Meanwhile, the Democratic candidate, Doug Jones, is a former US attorney best known for prosecuting two former Ku Klux Klan members for their role in bombing a church 35 years earlier. That could help mobilize the Democratic base angered by the events of the last week.

In a low-turnout election (and given that this will be held in mid-December, it’s likely to have a low turnout), it will matter if African-American voters go the poll in large numbers to vote for the Democrat, as a means of reacting to Trump’s comments bolstering white supremacists. Granted, by December the way Trump responded to the Charlottesville protests might have faded from view.

What does this have to do with impeachment? It’s the only Senate race this year and thus the only chance the Democrats will have to pick off a seat this year. To tip the balance of power in the Senate, they must flip three seats currently in Republican hands. That means they’ll need the win the Alabama seat this year. Then next year, Democratic challengers will need to defeat Republican incumbents Nevada and Arizona — the only states where they’ll have a fighting chance.


Impeachment of a president is a two-step process. First, the US House must vote to impeach a president. Right now, all signs point towards the Democrats regaining a majority in the House. Second, the US Senate must vote to remove the president. A simple majority is all that is required for both votes to succeed, so a win in Alabama is a critical first step.
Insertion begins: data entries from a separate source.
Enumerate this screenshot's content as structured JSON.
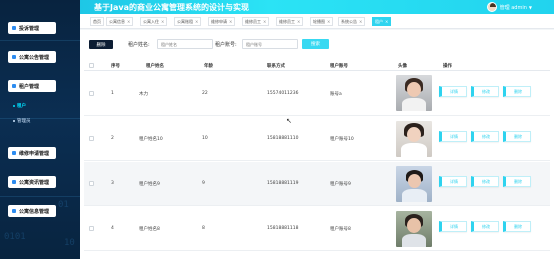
{
  "header": {
    "title": "基于Java的商业公寓管理系统的设计与实现",
    "username": "管理 admin",
    "caret": "▼"
  },
  "sidebar": {
    "deco_text": [
      "0101",
      "01",
      "10"
    ],
    "items": [
      {
        "label": "投诉管理"
      },
      {
        "label": "公寓公告管理"
      },
      {
        "label": "租户管理"
      },
      {
        "label": "维修申请管理"
      },
      {
        "label": "公寓资讯管理"
      },
      {
        "label": "公寓信息管理"
      }
    ],
    "sub_items": [
      {
        "label": "租户",
        "active": true
      },
      {
        "label": "管理员",
        "active": false
      }
    ]
  },
  "tabs": [
    {
      "label": "首页",
      "closable": false
    },
    {
      "label": "公寓信息",
      "closable": true
    },
    {
      "label": "公寓入住",
      "closable": true
    },
    {
      "label": "公寓账租",
      "closable": true
    },
    {
      "label": "维修申请",
      "closable": true
    },
    {
      "label": "维修员工",
      "closable": true
    },
    {
      "label": "维修员工",
      "closable": true
    },
    {
      "label": "轮播图",
      "closable": true
    },
    {
      "label": "系统公告",
      "closable": true
    },
    {
      "label": "租户",
      "closable": true,
      "active": true
    }
  ],
  "toolbar": {
    "delete_label": "删除",
    "name_label": "租户姓名:",
    "name_placeholder": "租户姓名",
    "account_label": "租户账号:",
    "account_placeholder": "租户账号",
    "search_label": "搜索"
  },
  "table": {
    "columns": [
      "序号",
      "租户姓名",
      "年龄",
      "联系方式",
      "租户账号",
      "头像",
      "操作"
    ],
    "rows": [
      {
        "index": "1",
        "name": "木力",
        "age": "22",
        "phone": "15574011236",
        "account": "账号a"
      },
      {
        "index": "2",
        "name": "租户姓名10",
        "age": "10",
        "phone": "15818881110",
        "account": "租户账号10"
      },
      {
        "index": "3",
        "name": "租户姓名9",
        "age": "9",
        "phone": "15818881119",
        "account": "租户账号9"
      },
      {
        "index": "4",
        "name": "租户姓名8",
        "age": "8",
        "phone": "15818881118",
        "account": "租户账号8"
      }
    ],
    "actions": {
      "detail": "详情",
      "edit": "修改",
      "delete": "删除"
    }
  },
  "colors": {
    "accent": "#2fd4ef",
    "sidebar_bg": "#0b2e52",
    "dark_button": "#0c1d33"
  }
}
It is not often that the nation closely follows an election in Alabama. But given the circumstances — and the stakes — it is hard to imagine that this one won’t be fascinating to watch this fall.